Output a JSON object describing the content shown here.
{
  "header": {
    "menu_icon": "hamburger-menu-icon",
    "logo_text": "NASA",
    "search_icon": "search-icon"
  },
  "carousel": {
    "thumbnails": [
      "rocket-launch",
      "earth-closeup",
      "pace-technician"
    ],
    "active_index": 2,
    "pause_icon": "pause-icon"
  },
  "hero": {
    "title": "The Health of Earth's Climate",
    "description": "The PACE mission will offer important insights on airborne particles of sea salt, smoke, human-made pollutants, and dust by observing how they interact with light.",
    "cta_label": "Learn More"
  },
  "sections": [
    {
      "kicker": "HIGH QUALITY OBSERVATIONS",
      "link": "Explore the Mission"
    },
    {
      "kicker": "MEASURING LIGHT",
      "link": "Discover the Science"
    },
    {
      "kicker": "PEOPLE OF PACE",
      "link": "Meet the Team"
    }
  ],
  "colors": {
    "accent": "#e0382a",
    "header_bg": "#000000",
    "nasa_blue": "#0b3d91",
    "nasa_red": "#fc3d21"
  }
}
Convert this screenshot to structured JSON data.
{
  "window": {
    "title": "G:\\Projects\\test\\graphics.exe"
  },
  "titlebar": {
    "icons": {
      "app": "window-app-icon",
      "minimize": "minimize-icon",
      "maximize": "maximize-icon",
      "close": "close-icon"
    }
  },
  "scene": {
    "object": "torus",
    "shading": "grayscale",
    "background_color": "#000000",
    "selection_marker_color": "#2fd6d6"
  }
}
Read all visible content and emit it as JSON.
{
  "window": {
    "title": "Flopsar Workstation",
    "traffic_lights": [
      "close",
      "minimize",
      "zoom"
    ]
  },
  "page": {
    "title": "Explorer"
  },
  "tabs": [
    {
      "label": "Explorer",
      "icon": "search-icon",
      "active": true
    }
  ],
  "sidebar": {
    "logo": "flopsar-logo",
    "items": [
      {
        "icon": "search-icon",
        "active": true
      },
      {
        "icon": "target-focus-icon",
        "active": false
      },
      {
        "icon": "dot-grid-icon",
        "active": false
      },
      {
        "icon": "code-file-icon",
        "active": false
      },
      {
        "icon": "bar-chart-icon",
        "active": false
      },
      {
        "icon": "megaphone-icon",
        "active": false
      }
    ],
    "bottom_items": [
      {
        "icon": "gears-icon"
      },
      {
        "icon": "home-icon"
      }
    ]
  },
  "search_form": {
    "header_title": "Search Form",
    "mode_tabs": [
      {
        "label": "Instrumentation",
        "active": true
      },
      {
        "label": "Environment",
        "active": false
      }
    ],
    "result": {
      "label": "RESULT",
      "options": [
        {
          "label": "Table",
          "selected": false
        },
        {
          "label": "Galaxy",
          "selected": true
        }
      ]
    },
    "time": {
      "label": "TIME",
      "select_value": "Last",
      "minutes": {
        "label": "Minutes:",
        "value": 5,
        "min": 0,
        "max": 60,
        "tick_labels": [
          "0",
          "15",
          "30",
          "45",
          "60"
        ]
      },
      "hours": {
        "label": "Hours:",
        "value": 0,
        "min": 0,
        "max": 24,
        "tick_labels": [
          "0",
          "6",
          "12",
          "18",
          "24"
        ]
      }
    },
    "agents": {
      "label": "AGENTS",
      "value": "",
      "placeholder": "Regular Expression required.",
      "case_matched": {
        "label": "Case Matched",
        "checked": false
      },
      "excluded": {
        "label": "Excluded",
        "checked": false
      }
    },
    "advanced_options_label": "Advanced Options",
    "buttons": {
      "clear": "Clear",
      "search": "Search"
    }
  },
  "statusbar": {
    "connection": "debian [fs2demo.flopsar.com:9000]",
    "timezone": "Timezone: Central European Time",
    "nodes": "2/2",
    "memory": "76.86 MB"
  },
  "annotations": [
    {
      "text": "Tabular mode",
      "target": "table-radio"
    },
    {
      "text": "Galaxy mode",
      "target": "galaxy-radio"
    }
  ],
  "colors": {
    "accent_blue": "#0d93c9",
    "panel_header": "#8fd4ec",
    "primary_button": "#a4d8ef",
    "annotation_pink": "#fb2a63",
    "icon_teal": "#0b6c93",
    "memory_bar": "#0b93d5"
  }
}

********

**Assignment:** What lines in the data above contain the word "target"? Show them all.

**Result below:**
        "icon": "target-focus-icon",
      "target": "table-radio"
      "target": "galaxy-radio"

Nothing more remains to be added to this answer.